After leaving behind all my warm clothes with the people of Lesotho, who need them a lot more than I did for the rest of my trip, I went back to Johannesburg. There I joined an overland tour to head into Mozambique, another funny place. I slept in a tent in the wilderness. The camp had no electricity, yet the only thing separating me from lions, elephants and whatnots there was a supposedly electrical fence. Hmmm...
We traveled up the coast, the beaches steadily increasing in beauty the further north we went. In Vilanculo I went on an epic journey to mail some postcards. I celebrated having completed that mission by sailing around the Basaruto Islands in a dhow. Surprisingly (to me, anyway), large crocodiles live on those islands. Some natives kept me safely away from those ravenous beasts, and I rewarded them richly for their services. (They now have enough party balloons to last them a decade, I swear.)
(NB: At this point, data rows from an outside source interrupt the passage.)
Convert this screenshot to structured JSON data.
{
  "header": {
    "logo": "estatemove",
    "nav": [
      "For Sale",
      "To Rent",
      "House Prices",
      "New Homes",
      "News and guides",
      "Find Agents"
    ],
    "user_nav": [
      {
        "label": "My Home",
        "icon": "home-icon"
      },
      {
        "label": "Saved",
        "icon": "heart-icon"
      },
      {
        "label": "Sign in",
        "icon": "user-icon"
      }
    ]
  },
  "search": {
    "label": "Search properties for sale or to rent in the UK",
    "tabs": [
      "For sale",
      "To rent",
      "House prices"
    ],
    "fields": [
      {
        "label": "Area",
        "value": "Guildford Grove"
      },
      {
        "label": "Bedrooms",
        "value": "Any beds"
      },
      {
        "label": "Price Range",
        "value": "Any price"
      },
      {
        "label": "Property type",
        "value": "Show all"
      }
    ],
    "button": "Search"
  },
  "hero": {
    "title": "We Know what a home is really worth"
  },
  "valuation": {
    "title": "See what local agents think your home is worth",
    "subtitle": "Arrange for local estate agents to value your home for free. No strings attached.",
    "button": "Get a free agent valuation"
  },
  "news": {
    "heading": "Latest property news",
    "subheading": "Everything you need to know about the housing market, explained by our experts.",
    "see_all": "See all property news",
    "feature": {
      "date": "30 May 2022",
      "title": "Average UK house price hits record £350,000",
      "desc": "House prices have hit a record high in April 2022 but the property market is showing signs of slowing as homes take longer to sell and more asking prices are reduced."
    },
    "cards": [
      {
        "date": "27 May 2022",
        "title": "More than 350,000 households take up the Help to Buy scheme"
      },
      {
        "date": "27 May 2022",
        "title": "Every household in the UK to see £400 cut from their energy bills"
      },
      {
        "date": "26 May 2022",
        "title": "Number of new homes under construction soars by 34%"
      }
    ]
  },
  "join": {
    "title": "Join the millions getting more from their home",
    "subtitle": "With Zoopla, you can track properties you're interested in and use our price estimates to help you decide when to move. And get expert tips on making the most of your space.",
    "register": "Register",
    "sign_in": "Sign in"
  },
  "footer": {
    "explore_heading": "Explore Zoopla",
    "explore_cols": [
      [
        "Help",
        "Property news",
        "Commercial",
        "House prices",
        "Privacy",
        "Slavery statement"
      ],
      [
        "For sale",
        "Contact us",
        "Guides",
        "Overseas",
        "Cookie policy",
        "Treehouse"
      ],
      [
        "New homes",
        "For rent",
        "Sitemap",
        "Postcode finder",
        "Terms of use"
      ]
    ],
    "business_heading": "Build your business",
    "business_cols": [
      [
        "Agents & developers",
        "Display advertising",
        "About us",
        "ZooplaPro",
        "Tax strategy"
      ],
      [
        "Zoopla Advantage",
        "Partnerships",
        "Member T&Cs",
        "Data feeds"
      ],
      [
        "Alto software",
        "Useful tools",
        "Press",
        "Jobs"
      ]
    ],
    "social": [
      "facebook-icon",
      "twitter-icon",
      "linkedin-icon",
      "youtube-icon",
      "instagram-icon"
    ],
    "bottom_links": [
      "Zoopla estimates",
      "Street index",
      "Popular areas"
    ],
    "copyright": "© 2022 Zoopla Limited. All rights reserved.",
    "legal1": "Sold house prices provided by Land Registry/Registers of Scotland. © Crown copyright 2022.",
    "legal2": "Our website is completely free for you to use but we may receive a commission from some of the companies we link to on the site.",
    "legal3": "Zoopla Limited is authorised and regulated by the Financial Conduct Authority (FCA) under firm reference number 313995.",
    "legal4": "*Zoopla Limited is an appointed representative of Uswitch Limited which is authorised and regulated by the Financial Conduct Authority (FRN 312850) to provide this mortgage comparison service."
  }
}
On my way back to reality I made a stop in the famous Kruger park in South Africa for a few days of safaris and game drives. Unfortunately I did not find any new species this time around. I did discover a couple of new rivers, though. They both ran with gusto through my tent during a most intense nocturnal thunderstorm.
That's it, although I now see that I left out a couple of highlights. Anyway, I'm still alive, and that's all I really wanted to say.
Oh, and since I've been gone, my photos have found their way into the annual report of the Gumala aboriginals (here), and there's a good chance my iguana photo ends up on an Iceland CD cover in the near future. I'm thrilled, obviously!